Posted these pics on another thread.. the same problem as you .. large soft source that needed control .. but for green screen.. and these grids worked incredibly well.. Im sure they dont have to honey comb.. but a deep enough grid really helps alot..

Attached Images

  • IMG_5686.JPG
  • IMG_5680.JPG

  • 1

#4 Seth Baldwin

Seth Baldwin
  • Basic Members
  • PipPip
  • 39 posts
  • Cinematographer
  • Australia

Posted 07 February 2018 - 09:47 AM

awesome guys, thanks for that. I'll contact the rental house


  • 0

#5 Phil Rhodes

Phil Rhodes
  • Sustaining Members
  • 12064 posts
  • Other

Posted 07 February 2018 - 10:34 AM

You know, reading this thread, I wonder if one of the things about the hexes is that they don't sag so much.


  • 1

#6 Ryan Emanuel

Ryan Emanuel
  • Basic Members
  • PipPip
  • 12 posts
  • Other

Posted 07 February 2018 - 11:13 AM

It depends on how much room you have between the source and the edge of frame.  Egg crates can work and would be easiest, but know that your output will reduced.  Also make sure the degree of the eggcrate will create the desired effect. An alternative would be if you have the room for a 12x8 or even better a 16x8 sider of black that will probably the trick as long as that doesn't enter frame.  Common misconception that a sider of the same size as the diffusion will be able to fully control the spill.  It all depends on the angle, some times you need a sider twice as big as the diff frame to control it.   


  • 0

#7 Albion Hockney

Albion Hockney
  • Basic Members
  • PipPipPipPip
  • 472 posts
  • Cinematographer
  • LA

Posted 07 February 2018 - 11:45 AM

^ exactly. Eggcrate is usually used for tighter spaces. It gives the illusion of a big soft source far away that is flagged off on the sides.... but if you have big sources far away you can just use big solids. 


  • 0

#8 Seth Baldwin

Seth Baldwin
  • Basic Members
  • PipPip
  • 39 posts
  • Cinematographer
  • Australia

Posted 07 February 2018 - 03:19 PM

What you guys reckon, just a 4x4 floppy and a cutter will do the trick?
  • 0

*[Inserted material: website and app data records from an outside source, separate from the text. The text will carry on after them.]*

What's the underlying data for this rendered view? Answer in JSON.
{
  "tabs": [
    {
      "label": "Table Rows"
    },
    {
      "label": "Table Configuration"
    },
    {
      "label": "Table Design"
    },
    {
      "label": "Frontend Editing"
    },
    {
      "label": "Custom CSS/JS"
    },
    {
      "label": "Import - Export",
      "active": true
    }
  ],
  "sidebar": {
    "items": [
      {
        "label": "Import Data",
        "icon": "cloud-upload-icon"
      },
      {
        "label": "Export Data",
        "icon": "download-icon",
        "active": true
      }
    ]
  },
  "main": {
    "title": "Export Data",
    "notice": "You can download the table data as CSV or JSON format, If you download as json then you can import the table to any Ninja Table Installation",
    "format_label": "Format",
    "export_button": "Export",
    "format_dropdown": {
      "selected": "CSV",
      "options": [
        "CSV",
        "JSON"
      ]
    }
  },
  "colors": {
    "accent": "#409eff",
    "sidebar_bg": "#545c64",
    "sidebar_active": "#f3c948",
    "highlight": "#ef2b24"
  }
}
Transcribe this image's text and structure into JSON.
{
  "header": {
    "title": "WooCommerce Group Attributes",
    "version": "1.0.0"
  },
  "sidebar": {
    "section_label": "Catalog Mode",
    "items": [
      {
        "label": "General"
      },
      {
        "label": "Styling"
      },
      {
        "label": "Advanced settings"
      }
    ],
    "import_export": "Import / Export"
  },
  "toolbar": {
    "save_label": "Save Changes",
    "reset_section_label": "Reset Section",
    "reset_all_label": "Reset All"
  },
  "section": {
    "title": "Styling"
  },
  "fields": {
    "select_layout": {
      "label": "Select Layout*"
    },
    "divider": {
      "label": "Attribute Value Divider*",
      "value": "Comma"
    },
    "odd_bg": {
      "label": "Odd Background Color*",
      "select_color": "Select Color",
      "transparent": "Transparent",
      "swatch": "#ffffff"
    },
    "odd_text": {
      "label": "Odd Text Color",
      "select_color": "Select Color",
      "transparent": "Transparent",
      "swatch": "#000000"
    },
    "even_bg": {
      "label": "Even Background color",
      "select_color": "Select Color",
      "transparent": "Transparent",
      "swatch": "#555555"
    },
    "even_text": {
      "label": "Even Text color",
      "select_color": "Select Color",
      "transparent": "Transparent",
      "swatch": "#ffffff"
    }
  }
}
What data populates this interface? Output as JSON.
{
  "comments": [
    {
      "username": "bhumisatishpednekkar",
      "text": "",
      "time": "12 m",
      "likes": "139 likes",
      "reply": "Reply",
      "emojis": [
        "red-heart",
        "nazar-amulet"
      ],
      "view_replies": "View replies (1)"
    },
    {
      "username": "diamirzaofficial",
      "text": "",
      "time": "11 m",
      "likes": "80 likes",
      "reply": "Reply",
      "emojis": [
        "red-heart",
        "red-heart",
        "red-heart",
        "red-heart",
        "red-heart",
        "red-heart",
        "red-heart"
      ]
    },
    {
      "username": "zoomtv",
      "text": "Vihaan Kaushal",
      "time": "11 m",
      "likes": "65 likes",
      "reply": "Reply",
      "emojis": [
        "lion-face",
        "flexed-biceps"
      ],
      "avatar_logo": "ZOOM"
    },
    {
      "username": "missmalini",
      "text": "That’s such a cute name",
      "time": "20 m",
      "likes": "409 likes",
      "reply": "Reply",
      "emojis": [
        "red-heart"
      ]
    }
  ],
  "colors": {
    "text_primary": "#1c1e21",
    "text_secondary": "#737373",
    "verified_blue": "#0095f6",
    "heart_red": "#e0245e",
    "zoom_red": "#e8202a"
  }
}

#9 Robin R Probyn

Robin R Probyn
  • Basic Members
  • PipPipPipPip
  • 2101 posts
  • Cinematographer
  • Tokyo

Posted 07 February 2018 - 07:45 PM

Yes you would still need flags too..with the grid..Im not saying that.. but it does help alot..(we had a ton of space).. compared to without ..with big enough lights... the amount of light being cut by the grid was minimal .. thats really only a concern with small lights..

 

Yes I guess Hex maybe is less prone to sagging.. must be some reason they went with that design.. it was pretty firmly clamped onto its own frame about 10cm deep..  the whole thing on wheels.. genius..


  • 0


CineLab

Metropolis Post

Gamma Ray Digital Inc

The Slider

Media Blackout - Custom Cables and AKS

CineTape

Glidecam

Aerial Filmworks

Tai Audio

Technodolly

FJS International, LLC

Wooden Camera

Ritter Battery

Rig Wheels Passport

Abel Cine

Visual Products

Willys Widgets

Broadcast Solutions Inc

rebotnix Technologies

Paralinx LLC

Gamma Ray Digital Inc

Willys Widgets

CineTape

Aerial Filmworks

Ritter Battery

Abel Cine

rebotnix Technologies

Media Blackout - Custom Cables and AKS

Rig Wheels Passport

Technodolly

Glidecam

The Slider

Visual Products

Tai Audio

Wooden Camera

CineLab

Paralinx LLC

Metropolis Post

Broadcast Solutions Inc

FJS International, LLC